My toughest event is absolutely the 800 meters. It’s always the last event, so I am pretty tired at that point. I am not built for long-distance running, but I am super competitive. This means that I often collapse to the ground after I cross the finish line because I gave the race everything I have left in me. My favorite event is definitely the hurdles. For some reason, the hurdles just really click with me. I really enjoy fine-tuning my hurdling technique each day and seeing the results on meet day. Not to mention the feeling of achievement when you’re the first to cross the finish line.
You were on a recent task force to update the university's curriculum. What was that like?
There was a rigorous application process, and I was one of a handful of students accepted. We worked through all of this past school year to create a new core curriculum that adapts to changes in society and the business world. The idea is to make sure the Bentley curriculum best serves all of our students.
How will being a Bentley student-athlete help you after graduation?

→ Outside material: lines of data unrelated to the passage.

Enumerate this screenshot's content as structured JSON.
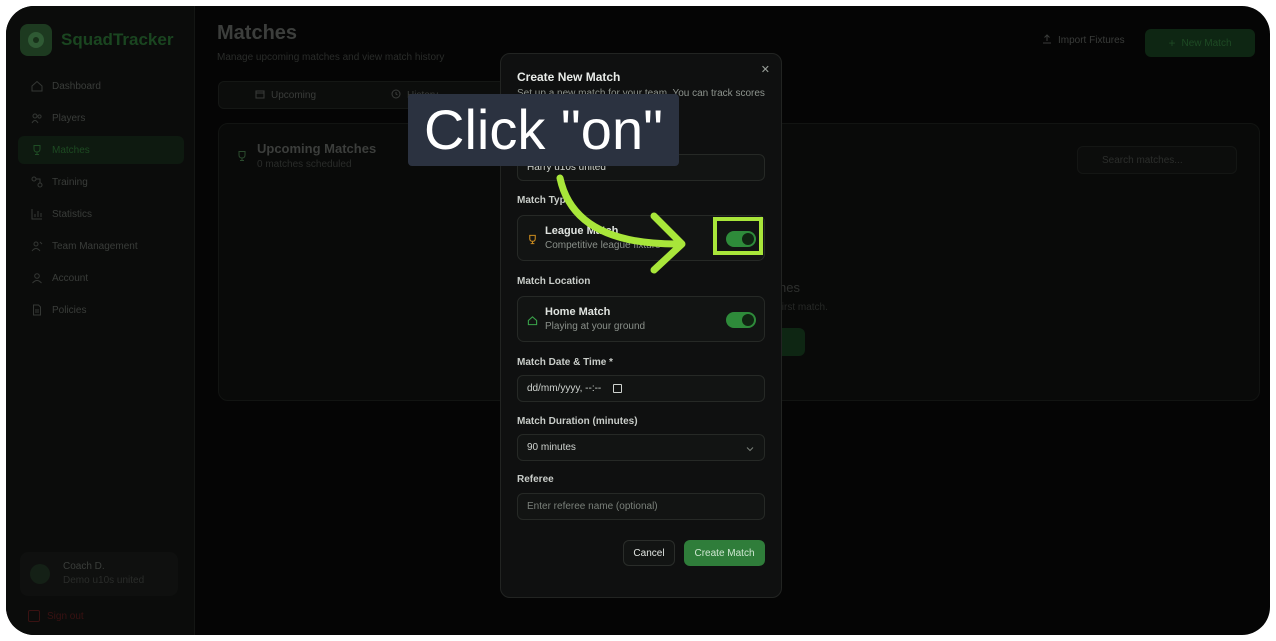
{
  "sidebar": {
    "brand": "SquadTracker",
    "items": [
      {
        "label": "Dashboard",
        "icon": "home-icon"
      },
      {
        "label": "Players",
        "icon": "users-icon"
      },
      {
        "label": "Matches",
        "icon": "trophy-icon"
      },
      {
        "label": "Training",
        "icon": "training-icon"
      },
      {
        "label": "Statistics",
        "icon": "chart-icon"
      },
      {
        "label": "Team Management",
        "icon": "team-icon"
      },
      {
        "label": "Account",
        "icon": "user-icon"
      },
      {
        "label": "Policies",
        "icon": "document-icon"
      }
    ],
    "active_item": "Matches",
    "user": {
      "name": "Coach D.",
      "team": "Demo u10s united"
    },
    "sign_out": "Sign out"
  },
  "header": {
    "title": "Matches",
    "subtitle": "Manage upcoming matches and view match history",
    "import_label": "Import Fixtures",
    "new_match_label": "New Match"
  },
  "tabs": [
    {
      "label": "Upcoming"
    },
    {
      "label": "History"
    }
  ],
  "upcoming_card": {
    "title": "Upcoming Matches",
    "subtitle": "0 matches scheduled",
    "search_placeholder": "Search matches...",
    "empty_title": "hes",
    "empty_subtitle": "first match."
  },
  "modal": {
    "title": "Create New Match",
    "description": "Set up a new match for your team. You can track scores",
    "team_value": "Harry u10s united",
    "match_type_label": "Match Type",
    "match_type": {
      "title": "League Match",
      "subtitle": "Competitive league fixture",
      "on": true
    },
    "location_label": "Match Location",
    "location": {
      "title": "Home Match",
      "subtitle": "Playing at your ground",
      "on": true
    },
    "datetime_label": "Match Date & Time *",
    "datetime_placeholder": "dd/mm/yyyy, --:--",
    "duration_label": "Match Duration (minutes)",
    "duration_value": "90 minutes",
    "referee_label": "Referee",
    "referee_placeholder": "Enter referee name (optional)",
    "cancel_label": "Cancel",
    "create_label": "Create Match"
  },
  "annotation": {
    "text": "Click \"on\"",
    "color": "#a8e63a"
  }
}
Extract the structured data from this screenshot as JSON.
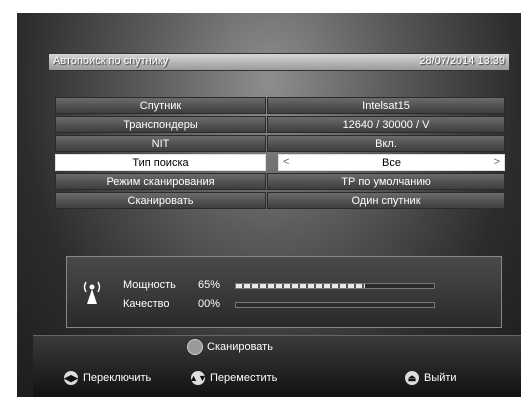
{
  "header": {
    "title": "Автопоиск по спутнику",
    "datetime": "28/07/2014 13:39"
  },
  "menu": {
    "rows": [
      {
        "label": "Спутник",
        "value": "Intelsat15"
      },
      {
        "label": "Транспондеры",
        "value": "12640 / 30000 / V"
      },
      {
        "label": "NIT",
        "value": "Вкл."
      },
      {
        "label": "Тип поиска",
        "value": "Все"
      },
      {
        "label": "Режим сканирования",
        "value": "ТР по умолчанию"
      },
      {
        "label": "Сканировать",
        "value": "Один спутник"
      }
    ],
    "selected_index": 3,
    "left_arrow": "<",
    "right_arrow": ">"
  },
  "signal": {
    "power_label": "Мощность",
    "power_value": "65%",
    "power_level": 0.65,
    "quality_label": "Качество",
    "quality_value": "00%",
    "quality_level": 0.0,
    "icon": "antenna-icon"
  },
  "footer": {
    "scan_label": "Сканировать",
    "switch_label": "Переключить",
    "move_label": "Переместить",
    "exit_label": "Выйти",
    "icons": {
      "scan": "green-button-icon",
      "switch": "left-right-arrow-icon",
      "move": "up-down-arrow-icon",
      "exit": "exit-icon"
    }
  }
}
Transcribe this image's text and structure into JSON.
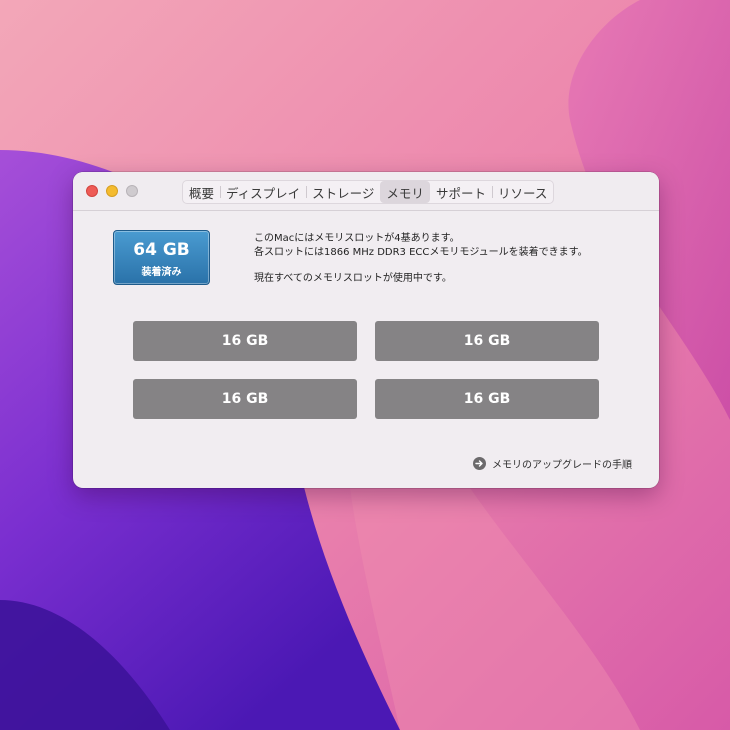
{
  "window": {
    "tabs": [
      {
        "label": "概要",
        "active": false
      },
      {
        "label": "ディスプレイ",
        "active": false
      },
      {
        "label": "ストレージ",
        "active": false
      },
      {
        "label": "メモリ",
        "active": true
      },
      {
        "label": "サポート",
        "active": false
      },
      {
        "label": "リソース",
        "active": false
      }
    ]
  },
  "memory": {
    "total": "64 GB",
    "status": "装着済み",
    "info_line1": "このMacにはメモリスロットが4基あります。",
    "info_line2": "各スロットには1866 MHz DDR3 ECCメモリモジュールを装着できます。",
    "info_line3": "現在すべてのメモリスロットが使用中です。",
    "slots": [
      "16 GB",
      "16 GB",
      "16 GB",
      "16 GB"
    ],
    "upgrade_link": "メモリのアップグレードの手順"
  },
  "colors": {
    "badge_blue": "#2f7fba",
    "slot_gray": "#858385",
    "window_bg": "#f1edf1"
  },
  "icons": {
    "upgrade": "arrow-circle-right-icon"
  }
}
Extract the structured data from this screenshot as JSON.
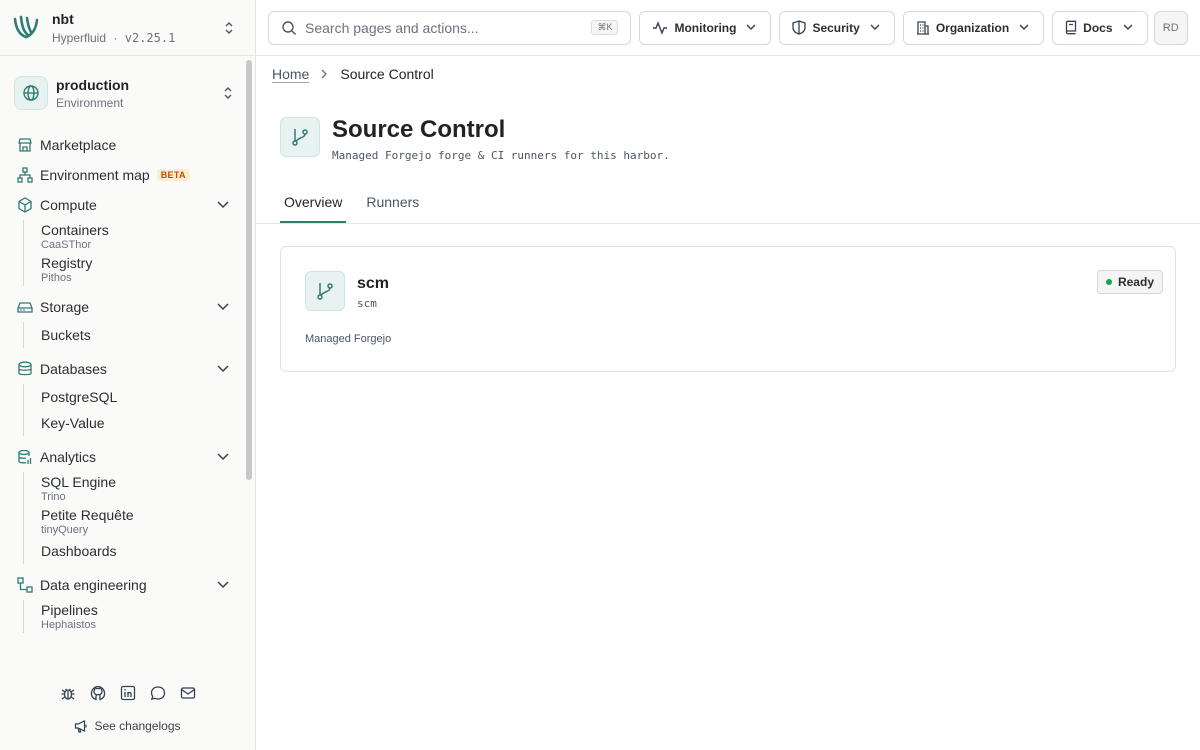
{
  "brand": {
    "name": "nbt",
    "org": "Hyperfluid",
    "separator": "·",
    "version": "v2.25.1"
  },
  "environment": {
    "name": "production",
    "label": "Environment"
  },
  "nav": {
    "marketplace": "Marketplace",
    "environment_map": "Environment map",
    "beta": "BETA",
    "compute": {
      "label": "Compute",
      "items": [
        {
          "label": "Containers",
          "sub": "CaaSThor"
        },
        {
          "label": "Registry",
          "sub": "Pithos"
        }
      ]
    },
    "storage": {
      "label": "Storage",
      "items": [
        {
          "label": "Buckets"
        }
      ]
    },
    "databases": {
      "label": "Databases",
      "items": [
        {
          "label": "PostgreSQL"
        },
        {
          "label": "Key-Value"
        }
      ]
    },
    "analytics": {
      "label": "Analytics",
      "items": [
        {
          "label": "SQL Engine",
          "sub": "Trino"
        },
        {
          "label": "Petite Requête",
          "sub": "tinyQuery"
        },
        {
          "label": "Dashboards"
        }
      ]
    },
    "data_engineering": {
      "label": "Data engineering",
      "items": [
        {
          "label": "Pipelines",
          "sub": "Hephaistos"
        }
      ]
    }
  },
  "footer": {
    "changelog": "See changelogs",
    "icons": [
      "bug-icon",
      "github-icon",
      "linkedin-icon",
      "chat-icon",
      "mail-icon"
    ]
  },
  "search": {
    "placeholder": "Search pages and actions...",
    "shortcut": "⌘K"
  },
  "topnav": {
    "monitoring": "Monitoring",
    "security": "Security",
    "organization": "Organization",
    "docs": "Docs",
    "avatar": "RD"
  },
  "breadcrumb": {
    "home": "Home",
    "current": "Source Control"
  },
  "page": {
    "title": "Source Control",
    "description": "Managed Forgejo forge & CI runners for this harbor."
  },
  "tabs": {
    "overview": "Overview",
    "runners": "Runners"
  },
  "card": {
    "title": "scm",
    "subtitle": "scm",
    "description": "Managed Forgejo",
    "status": "Ready"
  },
  "colors": {
    "accent": "#2f7c74",
    "status_ready": "#16a34a",
    "beta_text": "#b45309"
  }
}
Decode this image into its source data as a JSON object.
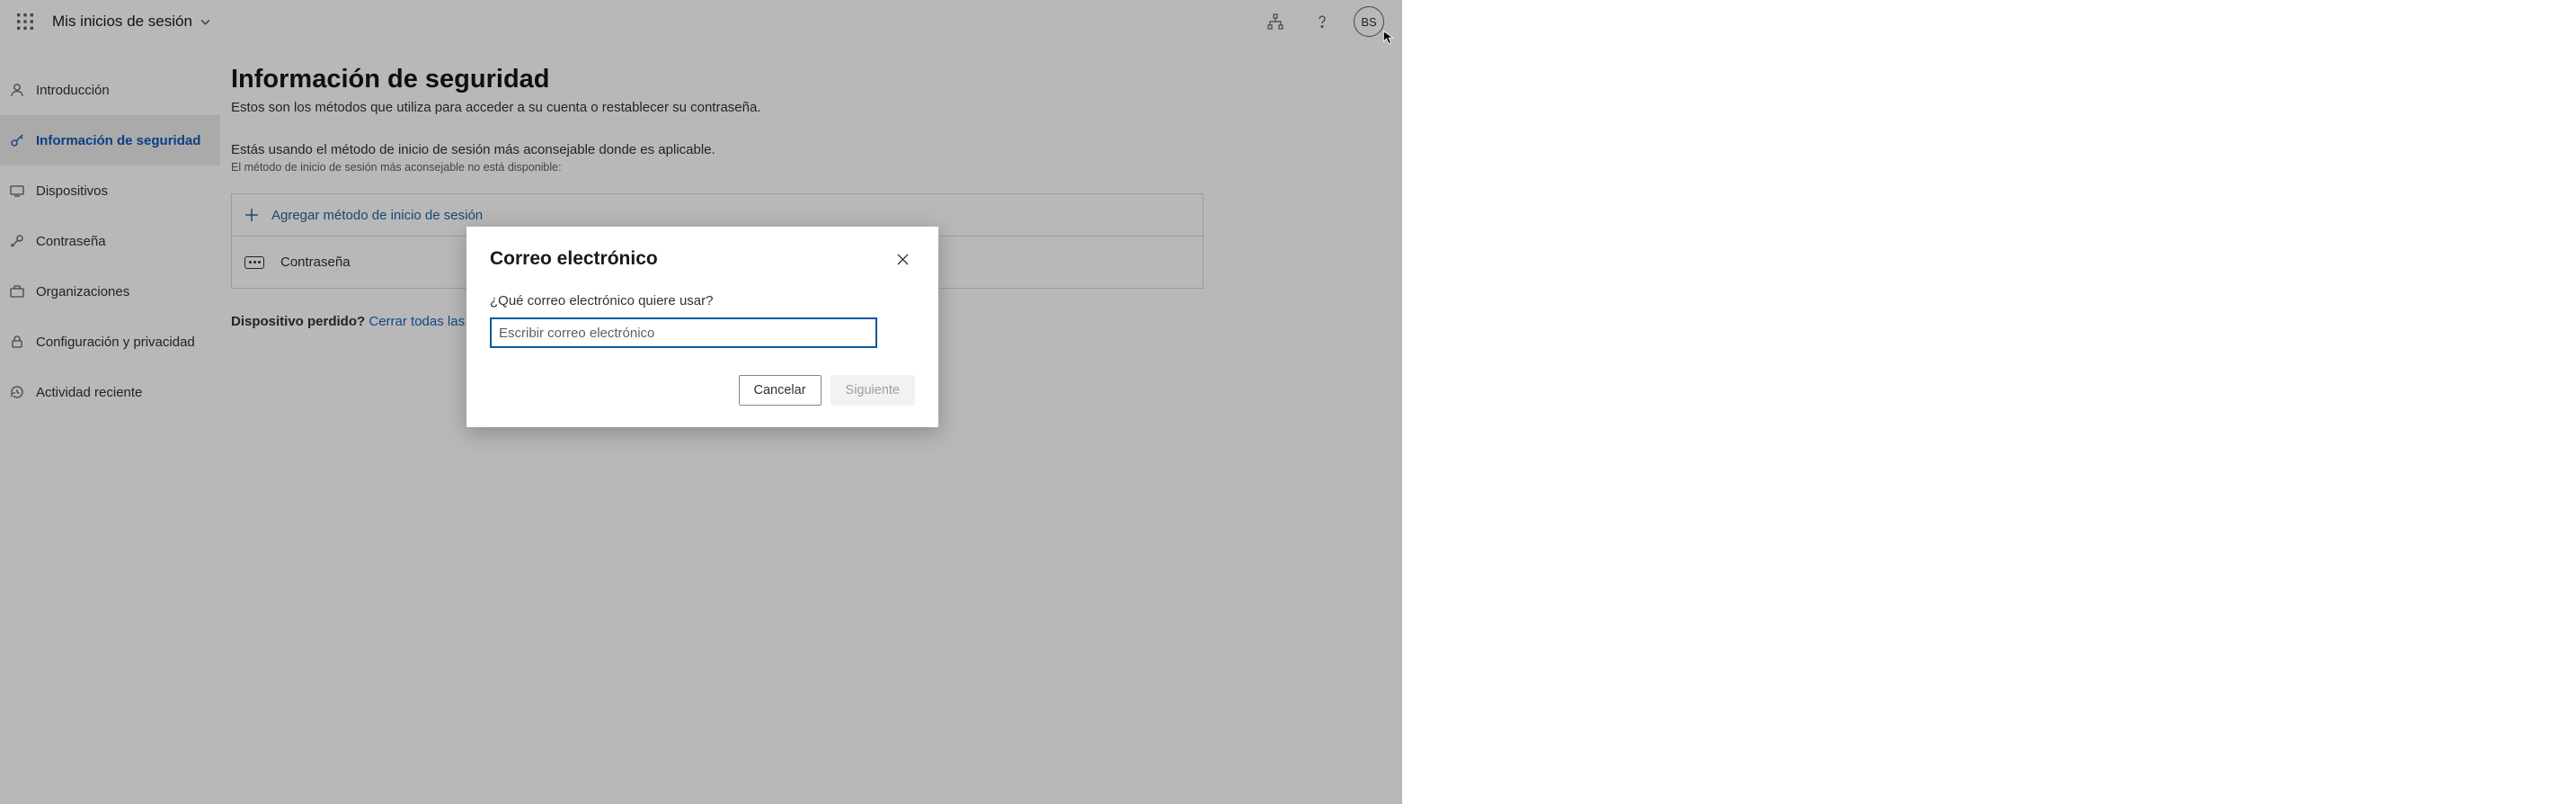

I think that being a student-athlete sets you apart from the rest. When employers see that you’re a student-athlete, it makes you stand out. It also means that you have spent your entire life perfecting your time-management skills. I am planning on going into sales, and competitiveness is a huge part of sales. My athletic background will help my competitive spirit funnel into something else — a successful business career.